30 Mar 18, William Mclaughlin (USA - Zone 10b climate)
My pumpkins plants get big beautiful blooms, only to fall off. Is this bloom blithe, or a pollination problem etc.? ,
28 Mar 18, Kara Wisniewski (Australia - cool/mountain climate)
Hi I planted pumpkins in mid November, they are still growing and i'm getting heaps of them. Do I just let them keep growing until they decide to dry off from the stalk? I live in Launceston,Tasmania
30 Mar 18, Jen Oscroft (Australia - temperate climate)
My Pumpkins are the same. Still growing like crazy and flowering. I thought they are supposed to be finished? This is my first time growing them down here (Victoria). I guess we'll just have to leave them until the plants die off.
02 Apr 18, Kaye (New Zealand - cool/mountain climate)
You can buy a piece of pumpkin you enjoy and if it has seeds keep those. Let them dry before planting again.
26 Mar 18, Maddie (Australia - temperate climate)
I planted my kent pumkins in September and have javested about 8 mature pumpkins...new pumkins are now starting on the same vine. Will they mature even though it is coming into winter?
21 Mar 18, Cecilia (Australia - cool/mountain climate)
Why are my home grown pumpkins watery? Not nice mashed.Would they make a nice soup.?
23 Mar 18, Mike (Australia - sub-tropical climate)
I have the same - maybe they might dry out if left for a month or so. Mine are jap - very sweet and moist. I probably pick them a bit early as I wanted to dig the garden up to plant other crops.
Showing 1 - 10 of 509 comments

In a large garden plot how far apart should potatoes and pumpkins be planted?

- Beverly

Please provide your email address if you are hoping for a reply


All comments are reviewed before displaying on the site, so your posting will not appear immediately

Gardenate App

Buy the app for iPhone/iPod, iPad or Android and support Gardenate

Planting reminders

Join 30,000+ gardeners who rely on Gardenate. Subscribe to our free planting reminders email newsletter


Home | Vegetables and herbs to plant | Climate zones | About Gardenate | Contact us | Privacy Policy

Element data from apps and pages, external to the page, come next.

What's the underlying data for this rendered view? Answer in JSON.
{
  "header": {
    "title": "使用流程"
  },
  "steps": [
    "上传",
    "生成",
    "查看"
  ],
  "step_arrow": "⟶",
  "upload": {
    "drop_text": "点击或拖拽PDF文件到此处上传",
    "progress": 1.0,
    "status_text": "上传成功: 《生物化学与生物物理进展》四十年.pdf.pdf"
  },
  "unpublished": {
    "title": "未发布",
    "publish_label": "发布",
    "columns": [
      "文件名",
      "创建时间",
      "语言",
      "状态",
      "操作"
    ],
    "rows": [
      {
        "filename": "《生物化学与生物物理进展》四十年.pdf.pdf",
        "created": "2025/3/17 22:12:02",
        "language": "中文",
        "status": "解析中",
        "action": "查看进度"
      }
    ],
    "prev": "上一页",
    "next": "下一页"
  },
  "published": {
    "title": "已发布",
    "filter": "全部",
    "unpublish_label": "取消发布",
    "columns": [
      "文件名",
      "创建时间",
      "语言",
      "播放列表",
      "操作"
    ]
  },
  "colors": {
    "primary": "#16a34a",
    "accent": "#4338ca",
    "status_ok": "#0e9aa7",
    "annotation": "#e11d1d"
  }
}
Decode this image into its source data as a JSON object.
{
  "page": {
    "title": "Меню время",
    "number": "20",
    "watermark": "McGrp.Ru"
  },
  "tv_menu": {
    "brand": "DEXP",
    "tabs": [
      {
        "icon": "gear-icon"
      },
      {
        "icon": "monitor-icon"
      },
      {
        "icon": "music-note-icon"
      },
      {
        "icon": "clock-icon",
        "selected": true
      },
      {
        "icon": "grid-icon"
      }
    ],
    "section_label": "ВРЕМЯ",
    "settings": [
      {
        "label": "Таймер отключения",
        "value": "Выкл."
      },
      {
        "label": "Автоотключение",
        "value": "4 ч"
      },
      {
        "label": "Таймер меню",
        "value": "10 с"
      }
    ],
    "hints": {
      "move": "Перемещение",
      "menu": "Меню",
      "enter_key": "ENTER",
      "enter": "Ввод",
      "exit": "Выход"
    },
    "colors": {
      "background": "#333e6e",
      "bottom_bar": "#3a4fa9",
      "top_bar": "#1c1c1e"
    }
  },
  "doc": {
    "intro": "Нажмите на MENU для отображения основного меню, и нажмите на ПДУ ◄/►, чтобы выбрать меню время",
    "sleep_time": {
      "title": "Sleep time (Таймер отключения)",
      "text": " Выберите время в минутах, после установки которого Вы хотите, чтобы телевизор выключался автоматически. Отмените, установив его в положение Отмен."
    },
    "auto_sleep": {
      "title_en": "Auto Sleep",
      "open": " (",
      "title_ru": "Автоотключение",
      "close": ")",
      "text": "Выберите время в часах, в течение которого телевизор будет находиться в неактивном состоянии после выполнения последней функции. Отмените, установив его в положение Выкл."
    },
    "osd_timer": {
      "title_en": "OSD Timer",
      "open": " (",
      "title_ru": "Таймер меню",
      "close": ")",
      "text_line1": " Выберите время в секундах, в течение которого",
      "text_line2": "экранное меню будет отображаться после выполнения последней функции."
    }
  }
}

This planting guide is a general reference intended for home gardeners. We recommend that you take into account your local conditions in making planting decisions. Gardenate is not a farming or commercial advisory service. For specific advice, please contact your local plant suppliers, gardening groups, or agricultural department. The information on this site is presented in good faith, but we take no responsibility as to the accuracy of the information provided.
We cannot help if you are overrun by giant slugs.